The lottery is a game of chance in which people pay to participate. Some states use this game to raise money for public goods, and others use it as a form of entertainment. Some critics of lotteries call it addictive gambling, but others argue that it can provide a way for low-income people to afford services like education and housing.

The term lottery comes from the Middle Dutch noun lot, meaning “fate” or “chance.” The word was likely borrowed from French loterie, which is itself a calque on Latin lotere, referring to the drawing of lots for goods or property. The first state-sponsored lotteries took place in Europe in the 16th and 17th centuries. Benjamin Franklin organized a lottery to purchase cannons for Philadelphia, and George Washington managed a lottery that offered land and slaves as prizes.

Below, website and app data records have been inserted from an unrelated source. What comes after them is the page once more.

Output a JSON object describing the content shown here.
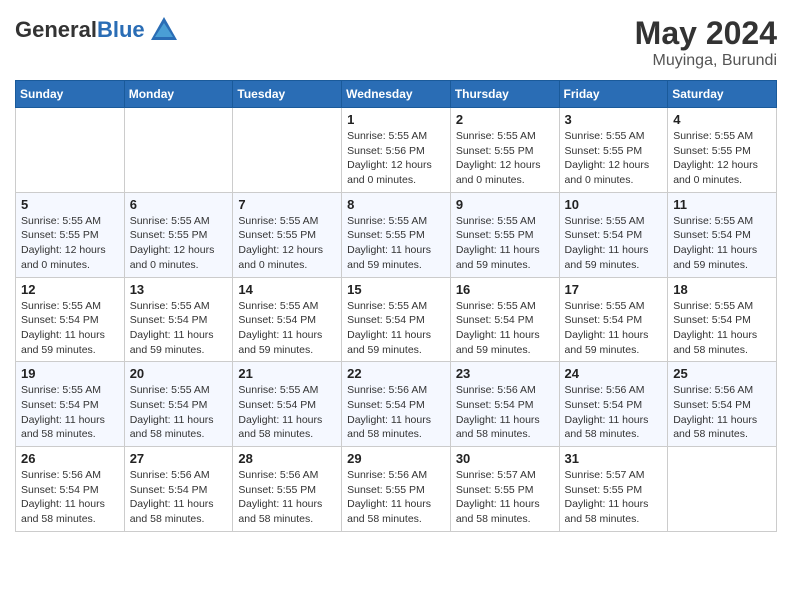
{
  "header": {
    "logo_general": "General",
    "logo_blue": "Blue",
    "month": "May 2024",
    "location": "Muyinga, Burundi"
  },
  "weekdays": [
    "Sunday",
    "Monday",
    "Tuesday",
    "Wednesday",
    "Thursday",
    "Friday",
    "Saturday"
  ],
  "weeks": [
    [
      {
        "day": "",
        "info": ""
      },
      {
        "day": "",
        "info": ""
      },
      {
        "day": "",
        "info": ""
      },
      {
        "day": "1",
        "info": "Sunrise: 5:55 AM\nSunset: 5:56 PM\nDaylight: 12 hours\nand 0 minutes."
      },
      {
        "day": "2",
        "info": "Sunrise: 5:55 AM\nSunset: 5:55 PM\nDaylight: 12 hours\nand 0 minutes."
      },
      {
        "day": "3",
        "info": "Sunrise: 5:55 AM\nSunset: 5:55 PM\nDaylight: 12 hours\nand 0 minutes."
      },
      {
        "day": "4",
        "info": "Sunrise: 5:55 AM\nSunset: 5:55 PM\nDaylight: 12 hours\nand 0 minutes."
      }
    ],
    [
      {
        "day": "5",
        "info": "Sunrise: 5:55 AM\nSunset: 5:55 PM\nDaylight: 12 hours\nand 0 minutes."
      },
      {
        "day": "6",
        "info": "Sunrise: 5:55 AM\nSunset: 5:55 PM\nDaylight: 12 hours\nand 0 minutes."
      },
      {
        "day": "7",
        "info": "Sunrise: 5:55 AM\nSunset: 5:55 PM\nDaylight: 12 hours\nand 0 minutes."
      },
      {
        "day": "8",
        "info": "Sunrise: 5:55 AM\nSunset: 5:55 PM\nDaylight: 11 hours\nand 59 minutes."
      },
      {
        "day": "9",
        "info": "Sunrise: 5:55 AM\nSunset: 5:55 PM\nDaylight: 11 hours\nand 59 minutes."
      },
      {
        "day": "10",
        "info": "Sunrise: 5:55 AM\nSunset: 5:54 PM\nDaylight: 11 hours\nand 59 minutes."
      },
      {
        "day": "11",
        "info": "Sunrise: 5:55 AM\nSunset: 5:54 PM\nDaylight: 11 hours\nand 59 minutes."
      }
    ],
    [
      {
        "day": "12",
        "info": "Sunrise: 5:55 AM\nSunset: 5:54 PM\nDaylight: 11 hours\nand 59 minutes."
      },
      {
        "day": "13",
        "info": "Sunrise: 5:55 AM\nSunset: 5:54 PM\nDaylight: 11 hours\nand 59 minutes."
      },
      {
        "day": "14",
        "info": "Sunrise: 5:55 AM\nSunset: 5:54 PM\nDaylight: 11 hours\nand 59 minutes."
      },
      {
        "day": "15",
        "info": "Sunrise: 5:55 AM\nSunset: 5:54 PM\nDaylight: 11 hours\nand 59 minutes."
      },
      {
        "day": "16",
        "info": "Sunrise: 5:55 AM\nSunset: 5:54 PM\nDaylight: 11 hours\nand 59 minutes."
      },
      {
        "day": "17",
        "info": "Sunrise: 5:55 AM\nSunset: 5:54 PM\nDaylight: 11 hours\nand 59 minutes."
      },
      {
        "day": "18",
        "info": "Sunrise: 5:55 AM\nSunset: 5:54 PM\nDaylight: 11 hours\nand 58 minutes."
      }
    ],
    [
      {
        "day": "19",
        "info": "Sunrise: 5:55 AM\nSunset: 5:54 PM\nDaylight: 11 hours\nand 58 minutes."
      },
      {
        "day": "20",
        "info": "Sunrise: 5:55 AM\nSunset: 5:54 PM\nDaylight: 11 hours\nand 58 minutes."
      },
      {
        "day": "21",
        "info": "Sunrise: 5:55 AM\nSunset: 5:54 PM\nDaylight: 11 hours\nand 58 minutes."
      },
      {
        "day": "22",
        "info": "Sunrise: 5:56 AM\nSunset: 5:54 PM\nDaylight: 11 hours\nand 58 minutes."
      },
      {
        "day": "23",
        "info": "Sunrise: 5:56 AM\nSunset: 5:54 PM\nDaylight: 11 hours\nand 58 minutes."
      },
      {
        "day": "24",
        "info": "Sunrise: 5:56 AM\nSunset: 5:54 PM\nDaylight: 11 hours\nand 58 minutes."
      },
      {
        "day": "25",
        "info": "Sunrise: 5:56 AM\nSunset: 5:54 PM\nDaylight: 11 hours\nand 58 minutes."
      }
    ],
    [
      {
        "day": "26",
        "info": "Sunrise: 5:56 AM\nSunset: 5:54 PM\nDaylight: 11 hours\nand 58 minutes."
      },
      {
        "day": "27",
        "info": "Sunrise: 5:56 AM\nSunset: 5:54 PM\nDaylight: 11 hours\nand 58 minutes."
      },
      {
        "day": "28",
        "info": "Sunrise: 5:56 AM\nSunset: 5:55 PM\nDaylight: 11 hours\nand 58 minutes."
      },
      {
        "day": "29",
        "info": "Sunrise: 5:56 AM\nSunset: 5:55 PM\nDaylight: 11 hours\nand 58 minutes."
      },
      {
        "day": "30",
        "info": "Sunrise: 5:57 AM\nSunset: 5:55 PM\nDaylight: 11 hours\nand 58 minutes."
      },
      {
        "day": "31",
        "info": "Sunrise: 5:57 AM\nSunset: 5:55 PM\nDaylight: 11 hours\nand 58 minutes."
      },
      {
        "day": "",
        "info": ""
      }
    ]
  ]
}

Lottery prize funds can be fixed amounts of cash or goods. They can also be a percentage of total ticket sales. Some states share a jackpot for multistate games, such as Powerball or Mega Millions. The odds of winning can be very low, especially if the jackpot goes several weeks without being won.

The chances of winning are higher if you choose less common numbers. However, picking birthdays or other significant dates can reduce your chances of winning because many people pick those same numbers. Trying to repeat the same numbers is another bad idea, because that increases your odds of losing by adding extra tickets to the pool.

Related Post